Clifford Chance and A&O Shearman joined Linklaters this week in matching Freshfields’ NQ pay hike from £125,000 to £150,000, leaving Slaughter and May the sole Magic Circle firm still on the lower rate.

Following the pattern set by Freshfields earlier this month, all three firms are also increasing trainee pay. First-year trainee salaries at each firm will rise from £50,000 to £56,000, while second-year trainee salaries will increase from £55,000 to £61,000.

Commenting on the pay rises, Linklaters firmwide managing partner Paul Lewis said in a statement: ‘We are committed to rewarding our people competitively in our market. Our salary changes reflect this and enable us to attract and retain exceptional lawyers to provide the highest quality service to our clients.’

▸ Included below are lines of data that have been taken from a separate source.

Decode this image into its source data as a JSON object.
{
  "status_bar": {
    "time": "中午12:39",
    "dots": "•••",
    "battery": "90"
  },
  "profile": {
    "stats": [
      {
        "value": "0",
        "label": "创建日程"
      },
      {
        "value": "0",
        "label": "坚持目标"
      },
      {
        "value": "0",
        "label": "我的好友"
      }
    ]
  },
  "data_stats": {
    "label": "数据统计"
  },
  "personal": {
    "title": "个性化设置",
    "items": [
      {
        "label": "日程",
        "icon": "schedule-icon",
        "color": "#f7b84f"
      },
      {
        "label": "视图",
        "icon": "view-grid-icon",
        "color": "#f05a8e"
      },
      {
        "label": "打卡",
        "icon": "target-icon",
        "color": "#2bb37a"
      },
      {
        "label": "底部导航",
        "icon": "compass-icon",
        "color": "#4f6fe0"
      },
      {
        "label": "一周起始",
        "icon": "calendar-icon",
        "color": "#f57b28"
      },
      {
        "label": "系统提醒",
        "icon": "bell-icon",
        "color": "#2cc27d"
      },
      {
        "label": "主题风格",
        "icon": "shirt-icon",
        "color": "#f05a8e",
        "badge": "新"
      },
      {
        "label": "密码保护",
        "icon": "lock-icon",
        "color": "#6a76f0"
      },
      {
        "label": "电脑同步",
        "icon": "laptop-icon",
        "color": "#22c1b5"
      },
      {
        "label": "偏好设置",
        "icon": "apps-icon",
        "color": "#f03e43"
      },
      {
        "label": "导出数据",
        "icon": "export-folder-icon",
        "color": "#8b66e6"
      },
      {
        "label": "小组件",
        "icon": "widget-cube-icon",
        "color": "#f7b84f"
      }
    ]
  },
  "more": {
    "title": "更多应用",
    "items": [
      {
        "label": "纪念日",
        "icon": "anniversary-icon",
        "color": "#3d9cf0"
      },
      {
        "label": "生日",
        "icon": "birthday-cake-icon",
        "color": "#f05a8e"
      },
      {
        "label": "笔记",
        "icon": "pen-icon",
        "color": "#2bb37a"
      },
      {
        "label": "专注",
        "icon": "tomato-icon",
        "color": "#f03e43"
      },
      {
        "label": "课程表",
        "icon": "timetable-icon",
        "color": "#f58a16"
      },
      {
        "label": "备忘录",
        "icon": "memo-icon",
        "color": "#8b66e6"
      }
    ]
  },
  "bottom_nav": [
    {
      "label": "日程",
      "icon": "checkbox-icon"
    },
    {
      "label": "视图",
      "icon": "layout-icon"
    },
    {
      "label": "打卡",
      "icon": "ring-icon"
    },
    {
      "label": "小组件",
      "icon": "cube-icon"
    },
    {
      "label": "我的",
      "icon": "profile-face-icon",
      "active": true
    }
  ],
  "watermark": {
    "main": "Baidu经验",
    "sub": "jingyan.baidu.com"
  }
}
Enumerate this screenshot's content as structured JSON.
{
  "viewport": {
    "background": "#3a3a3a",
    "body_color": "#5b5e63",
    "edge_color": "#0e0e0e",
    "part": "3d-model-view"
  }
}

A&O Shearman’s statement, meanwhile, quoted new London managing partner Denise Gibson: ‘Our compensation structure gives us flexibility to reward expertise, performance and wider contribution and is designed to be highly competitive to reflect the markets in which we operate.’

The move also means that legacy Shearman lawyers at the now-merged firm will avoid taking the pay cut they faced when it was reported in April that A&O Shearman would stick with the legacy A&O NQ salary of £125,000 rather than matching Shearman’s £145,000.

However, some recruiters are warning that this latest round of NQ and trainee salary hikes will raise concerns among mid to senior-level lawyers.

Speaking to Legal Business, David von Dadelszen, director at James Legal, said: ‘This is a slightly alarming continuing trend that isn’t reflecting of increasing salaries for more senior lawyers where it may create retention issues. Clients must question getting advice from junior lawyers who are paid so highly.’

In a similar vein, Hannah Benger, business manager at Montresor Legal told LB: ‘Magic Circle salaries usually level out at the mid to senior level, which may create some issues, particularly given the consistent increases at leading US firms.’

She continued: ‘The other Magic Circle firms may find it harder to retain their top talent if they do not match the £150,000 NQ salary level. Although there has been some disparity in NQ pay between the Magic Circle in recent years, this is harder to justify given the significant and uniform increase at Freshfields, Linklaters and Clifford Chance.’

The increases will pile pressure to up salaries on other London firms. Slaughter and May last raised NQ salaries in November, with no further increase after its most recently six-monthly pay review in April.

However, many US firms continue to offer pay packets still more generous than even the increased Magic Circle rates. In Benger’s words: ‘The client base of Magic Circle firms is different to US firm clients who are used to paying a lot more.’

With NQ bonuses to be paid out in the coming months, Benger added: ‘It will be interesting to see what the Magic Circle firms do with bonuses. It is coming up to bonus season, and there is likely to be renewed interest in making a move to premium US firms if Magic Circle firms cannot compete with Cravath bonuses.’